* _Task statement_
The line containing "Output a JSON" marks the start; return it and every line after it in the listing below, exactly, through the last.

Source material Block Start

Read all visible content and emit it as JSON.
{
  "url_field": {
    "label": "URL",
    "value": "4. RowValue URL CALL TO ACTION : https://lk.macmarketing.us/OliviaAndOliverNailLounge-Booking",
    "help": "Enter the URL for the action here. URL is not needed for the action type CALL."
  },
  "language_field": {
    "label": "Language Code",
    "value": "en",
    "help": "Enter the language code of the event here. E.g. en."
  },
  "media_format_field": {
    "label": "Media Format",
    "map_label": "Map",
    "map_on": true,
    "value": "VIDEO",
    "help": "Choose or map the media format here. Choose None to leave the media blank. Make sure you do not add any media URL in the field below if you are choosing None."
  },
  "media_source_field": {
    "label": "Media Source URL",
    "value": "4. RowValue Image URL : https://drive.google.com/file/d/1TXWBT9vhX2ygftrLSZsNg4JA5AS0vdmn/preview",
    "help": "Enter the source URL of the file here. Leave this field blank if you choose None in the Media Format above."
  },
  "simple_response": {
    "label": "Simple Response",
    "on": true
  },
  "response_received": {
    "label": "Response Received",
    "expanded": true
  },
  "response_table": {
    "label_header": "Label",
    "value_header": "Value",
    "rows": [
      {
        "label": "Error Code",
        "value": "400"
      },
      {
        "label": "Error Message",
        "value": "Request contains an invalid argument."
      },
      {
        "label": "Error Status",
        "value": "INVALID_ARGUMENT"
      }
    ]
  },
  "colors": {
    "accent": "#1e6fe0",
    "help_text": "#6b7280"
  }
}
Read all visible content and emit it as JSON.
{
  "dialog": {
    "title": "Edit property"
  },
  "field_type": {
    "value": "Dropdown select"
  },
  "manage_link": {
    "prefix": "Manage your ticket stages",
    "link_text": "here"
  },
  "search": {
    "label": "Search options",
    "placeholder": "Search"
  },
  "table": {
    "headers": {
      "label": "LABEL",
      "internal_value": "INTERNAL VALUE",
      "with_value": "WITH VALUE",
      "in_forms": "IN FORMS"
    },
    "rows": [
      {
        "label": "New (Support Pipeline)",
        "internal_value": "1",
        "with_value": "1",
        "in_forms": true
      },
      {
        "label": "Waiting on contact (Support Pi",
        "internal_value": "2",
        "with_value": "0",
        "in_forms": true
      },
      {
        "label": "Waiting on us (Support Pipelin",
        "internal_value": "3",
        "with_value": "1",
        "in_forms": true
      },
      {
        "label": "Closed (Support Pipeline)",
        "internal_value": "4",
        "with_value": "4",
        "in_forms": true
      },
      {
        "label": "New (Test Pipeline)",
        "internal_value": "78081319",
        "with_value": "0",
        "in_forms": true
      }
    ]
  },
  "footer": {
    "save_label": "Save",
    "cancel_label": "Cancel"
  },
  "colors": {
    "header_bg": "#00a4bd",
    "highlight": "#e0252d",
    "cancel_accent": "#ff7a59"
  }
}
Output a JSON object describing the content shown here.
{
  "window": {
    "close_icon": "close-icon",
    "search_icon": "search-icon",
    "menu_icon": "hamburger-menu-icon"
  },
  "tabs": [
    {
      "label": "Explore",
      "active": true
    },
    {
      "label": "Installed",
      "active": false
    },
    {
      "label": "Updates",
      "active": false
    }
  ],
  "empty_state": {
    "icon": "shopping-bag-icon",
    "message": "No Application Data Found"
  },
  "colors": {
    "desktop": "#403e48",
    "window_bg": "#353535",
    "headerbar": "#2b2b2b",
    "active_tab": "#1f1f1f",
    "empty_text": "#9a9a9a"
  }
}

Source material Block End

* _Expected output_
Output a JSON object describing the content shown here.
{
  "window": {
    "close_icon": "close-icon",
    "search_icon": "search-icon",
    "menu_icon": "hamburger-menu-icon"
  },
  "tabs": [
    {
      "label": "Explore",
      "active": true
    },
    {
      "label": "Installed",
      "active": false
    },
    {
      "label": "Updates",
      "active": false
    }
  ],
  "empty_state": {
    "icon": "shopping-bag-icon",
    "message": "No Application Data Found"
  },
  "colors": {
    "desktop": "#403e48",
    "window_bg": "#353535",
    "headerbar": "#2b2b2b",
    "active_tab": "#1f1f1f",
    "empty_text": "#9a9a9a"
  }
}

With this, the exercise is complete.